• **ACTIVITY**: Examine each line of the data. Copy the line if it includes the word "აგვისტოს".

• **DATA TO USE**:

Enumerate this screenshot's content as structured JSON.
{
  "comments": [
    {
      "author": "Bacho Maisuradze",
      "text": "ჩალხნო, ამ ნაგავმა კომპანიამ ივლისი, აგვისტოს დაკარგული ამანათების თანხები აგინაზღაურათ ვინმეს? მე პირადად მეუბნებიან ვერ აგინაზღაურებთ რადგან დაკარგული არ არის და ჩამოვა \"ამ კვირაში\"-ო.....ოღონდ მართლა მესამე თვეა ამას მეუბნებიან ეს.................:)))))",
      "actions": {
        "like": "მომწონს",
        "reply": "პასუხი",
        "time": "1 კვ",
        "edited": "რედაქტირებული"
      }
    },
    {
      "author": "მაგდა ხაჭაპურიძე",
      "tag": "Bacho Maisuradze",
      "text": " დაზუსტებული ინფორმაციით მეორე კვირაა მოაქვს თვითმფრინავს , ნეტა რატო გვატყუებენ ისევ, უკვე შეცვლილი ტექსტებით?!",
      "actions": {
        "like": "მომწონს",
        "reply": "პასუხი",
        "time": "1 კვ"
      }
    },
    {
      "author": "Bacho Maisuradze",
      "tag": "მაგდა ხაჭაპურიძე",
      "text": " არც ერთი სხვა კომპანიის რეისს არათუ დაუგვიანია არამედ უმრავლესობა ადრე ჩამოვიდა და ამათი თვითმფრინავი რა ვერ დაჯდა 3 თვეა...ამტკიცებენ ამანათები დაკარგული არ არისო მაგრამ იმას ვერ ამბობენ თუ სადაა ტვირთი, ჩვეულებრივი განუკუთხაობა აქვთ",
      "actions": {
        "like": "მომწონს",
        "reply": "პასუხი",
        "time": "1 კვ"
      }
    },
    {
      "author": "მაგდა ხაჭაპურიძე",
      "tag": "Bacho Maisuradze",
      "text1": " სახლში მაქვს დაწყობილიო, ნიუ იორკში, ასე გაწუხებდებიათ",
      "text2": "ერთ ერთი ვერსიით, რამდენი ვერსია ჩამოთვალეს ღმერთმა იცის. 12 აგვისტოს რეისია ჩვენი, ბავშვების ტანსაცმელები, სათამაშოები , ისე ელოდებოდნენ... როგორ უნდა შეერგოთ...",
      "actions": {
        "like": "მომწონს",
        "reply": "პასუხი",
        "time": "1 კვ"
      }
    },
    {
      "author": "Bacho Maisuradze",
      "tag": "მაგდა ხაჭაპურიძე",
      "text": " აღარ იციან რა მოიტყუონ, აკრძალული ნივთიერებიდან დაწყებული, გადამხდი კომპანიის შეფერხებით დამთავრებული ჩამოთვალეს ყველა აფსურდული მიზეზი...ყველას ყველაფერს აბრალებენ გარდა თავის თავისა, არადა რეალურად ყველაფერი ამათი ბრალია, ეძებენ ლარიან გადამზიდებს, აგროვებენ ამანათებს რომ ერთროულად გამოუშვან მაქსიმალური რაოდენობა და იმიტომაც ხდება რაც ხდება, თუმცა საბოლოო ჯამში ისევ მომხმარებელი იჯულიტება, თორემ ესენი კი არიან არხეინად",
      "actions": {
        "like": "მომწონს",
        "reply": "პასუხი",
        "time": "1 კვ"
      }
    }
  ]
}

• **TASK SOLUTION**:
      "text": "ჩალხნო, ამ ნაგავმა კომპანიამ ივლისი, აგვისტოს დაკარგული ამანათების თანხები აგინაზღაურათ ვინმეს? მე პირადად მეუბნებიან ვერ აგინაზღაურებთ რადგან დაკარგული არ არის და ჩამოვა \"ამ კვირაში\"-ო.....ოღონდ მართლა მესამე თვეა ამას მეუბნებიან ეს.................:)))))",
      "text2": "ერთ ერთი ვერსიით, რამდენი ვერსია ჩამოთვალეს ღმერთმა იცის. 12 აგვისტოს რეისია ჩვენი, ბავშვების ტანსაცმელები, სათამაშოები , ისე ელოდებოდნენ... როგორ უნდა შეერგოთ...",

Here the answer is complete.